◆ **Extracted material**
>>>>

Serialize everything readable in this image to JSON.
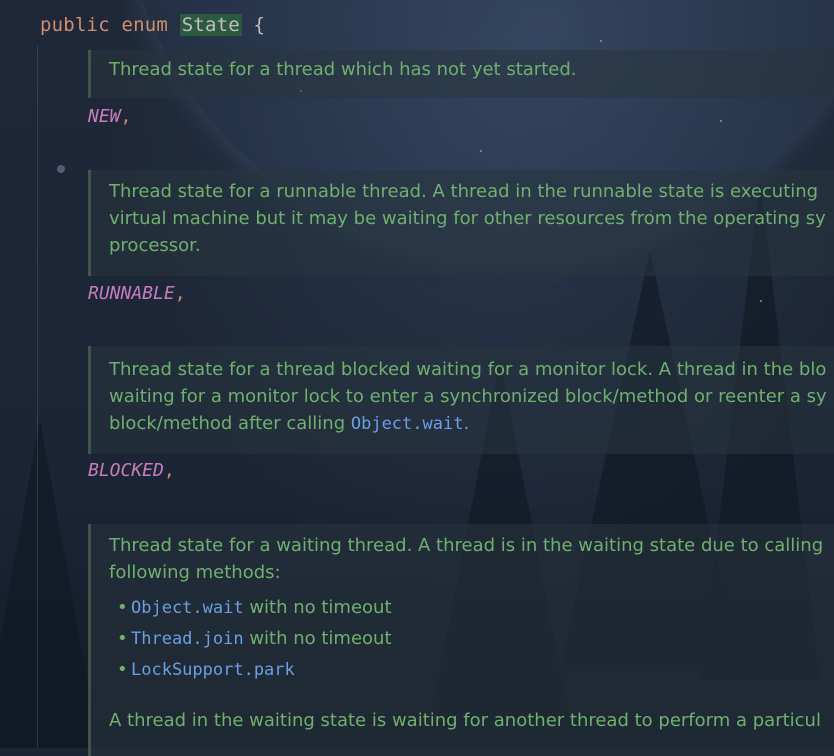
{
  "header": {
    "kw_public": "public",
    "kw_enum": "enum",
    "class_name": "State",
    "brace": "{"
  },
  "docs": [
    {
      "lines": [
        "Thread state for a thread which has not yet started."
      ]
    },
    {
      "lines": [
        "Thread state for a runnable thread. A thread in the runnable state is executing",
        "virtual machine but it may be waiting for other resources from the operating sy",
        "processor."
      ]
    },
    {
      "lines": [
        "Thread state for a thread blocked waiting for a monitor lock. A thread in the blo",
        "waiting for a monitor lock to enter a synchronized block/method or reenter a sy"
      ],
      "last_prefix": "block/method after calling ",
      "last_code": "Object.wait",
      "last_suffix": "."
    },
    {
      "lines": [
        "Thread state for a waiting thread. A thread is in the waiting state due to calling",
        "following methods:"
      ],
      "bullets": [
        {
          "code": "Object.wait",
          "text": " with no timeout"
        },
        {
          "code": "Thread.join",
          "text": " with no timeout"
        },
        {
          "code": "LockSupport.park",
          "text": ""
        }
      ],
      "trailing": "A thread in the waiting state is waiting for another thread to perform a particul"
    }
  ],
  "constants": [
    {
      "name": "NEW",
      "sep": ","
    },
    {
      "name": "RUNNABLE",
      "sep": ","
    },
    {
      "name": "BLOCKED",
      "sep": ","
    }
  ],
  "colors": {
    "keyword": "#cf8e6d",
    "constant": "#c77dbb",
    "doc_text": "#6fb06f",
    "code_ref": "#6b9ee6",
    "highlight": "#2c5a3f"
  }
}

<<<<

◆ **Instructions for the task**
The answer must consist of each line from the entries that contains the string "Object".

◆ **Answer to this problem**
      "last_code": "Object.wait",
          "code": "Object.wait",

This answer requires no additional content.